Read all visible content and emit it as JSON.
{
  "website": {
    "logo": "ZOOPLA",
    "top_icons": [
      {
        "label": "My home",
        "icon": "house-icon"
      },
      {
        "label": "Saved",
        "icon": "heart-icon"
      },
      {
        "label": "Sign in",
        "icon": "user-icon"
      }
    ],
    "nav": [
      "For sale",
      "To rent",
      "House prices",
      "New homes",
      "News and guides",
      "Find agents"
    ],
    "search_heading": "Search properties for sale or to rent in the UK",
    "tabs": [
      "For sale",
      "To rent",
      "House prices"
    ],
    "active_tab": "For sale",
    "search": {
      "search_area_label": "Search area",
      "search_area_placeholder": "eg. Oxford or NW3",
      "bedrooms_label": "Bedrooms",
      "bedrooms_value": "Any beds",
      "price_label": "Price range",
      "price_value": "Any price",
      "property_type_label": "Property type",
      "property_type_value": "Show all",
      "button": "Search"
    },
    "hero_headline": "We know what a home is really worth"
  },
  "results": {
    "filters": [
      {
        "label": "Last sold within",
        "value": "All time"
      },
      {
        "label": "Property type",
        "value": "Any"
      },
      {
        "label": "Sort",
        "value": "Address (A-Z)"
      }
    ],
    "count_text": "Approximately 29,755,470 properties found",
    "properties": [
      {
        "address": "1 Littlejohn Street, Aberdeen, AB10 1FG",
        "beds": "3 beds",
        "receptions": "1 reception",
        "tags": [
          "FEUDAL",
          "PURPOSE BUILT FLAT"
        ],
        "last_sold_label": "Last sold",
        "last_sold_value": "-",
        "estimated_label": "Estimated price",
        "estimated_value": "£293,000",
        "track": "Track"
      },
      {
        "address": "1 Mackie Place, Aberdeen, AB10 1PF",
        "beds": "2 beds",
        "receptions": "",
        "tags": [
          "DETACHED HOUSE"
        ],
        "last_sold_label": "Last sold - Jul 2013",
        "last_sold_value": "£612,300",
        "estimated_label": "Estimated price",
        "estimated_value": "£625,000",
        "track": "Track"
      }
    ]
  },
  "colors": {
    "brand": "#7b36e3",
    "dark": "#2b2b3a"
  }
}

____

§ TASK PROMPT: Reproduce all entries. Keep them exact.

§ YOUR SOLUTION:
Read all visible content and emit it as JSON.
{
  "website": {
    "logo": "ZOOPLA",
    "top_icons": [
      {
        "label": "My home",
        "icon": "house-icon"
      },
      {
        "label": "Saved",
        "icon": "heart-icon"
      },
      {
        "label": "Sign in",
        "icon": "user-icon"
      }
    ],
    "nav": [
      "For sale",
      "To rent",
      "House prices",
      "New homes",
      "News and guides",
      "Find agents"
    ],
    "search_heading": "Search properties for sale or to rent in the UK",
    "tabs": [
      "For sale",
      "To rent",
      "House prices"
    ],
    "active_tab": "For sale",
    "search": {
      "search_area_label": "Search area",
      "search_area_placeholder": "eg. Oxford or NW3",
      "bedrooms_label": "Bedrooms",
      "bedrooms_value": "Any beds",
      "price_label": "Price range",
      "price_value": "Any price",
      "property_type_label": "Property type",
      "property_type_value": "Show all",
      "button": "Search"
    },
    "hero_headline": "We know what a home is really worth"
  },
  "results": {
    "filters": [
      {
        "label": "Last sold within",
        "value": "All time"
      },
      {
        "label": "Property type",
        "value": "Any"
      },
      {
        "label": "Sort",
        "value": "Address (A-Z)"
      }
    ],
    "count_text": "Approximately 29,755,470 properties found",
    "properties": [
      {
        "address": "1 Littlejohn Street, Aberdeen, AB10 1FG",
        "beds": "3 beds",
        "receptions": "1 reception",
        "tags": [
          "FEUDAL",
          "PURPOSE BUILT FLAT"
        ],
        "last_sold_label": "Last sold",
        "last_sold_value": "-",
        "estimated_label": "Estimated price",
        "estimated_value": "£293,000",
        "track": "Track"
      },
      {
        "address": "1 Mackie Place, Aberdeen, AB10 1PF",
        "beds": "2 beds",
        "receptions": "",
        "tags": [
          "DETACHED HOUSE"
        ],
        "last_sold_label": "Last sold - Jul 2013",
        "last_sold_value": "£612,300",
        "estimated_label": "Estimated price",
        "estimated_value": "£625,000",
        "track": "Track"
      }
    ]
  },
  "colors": {
    "brand": "#7b36e3",
    "dark": "#2b2b3a"
  }
}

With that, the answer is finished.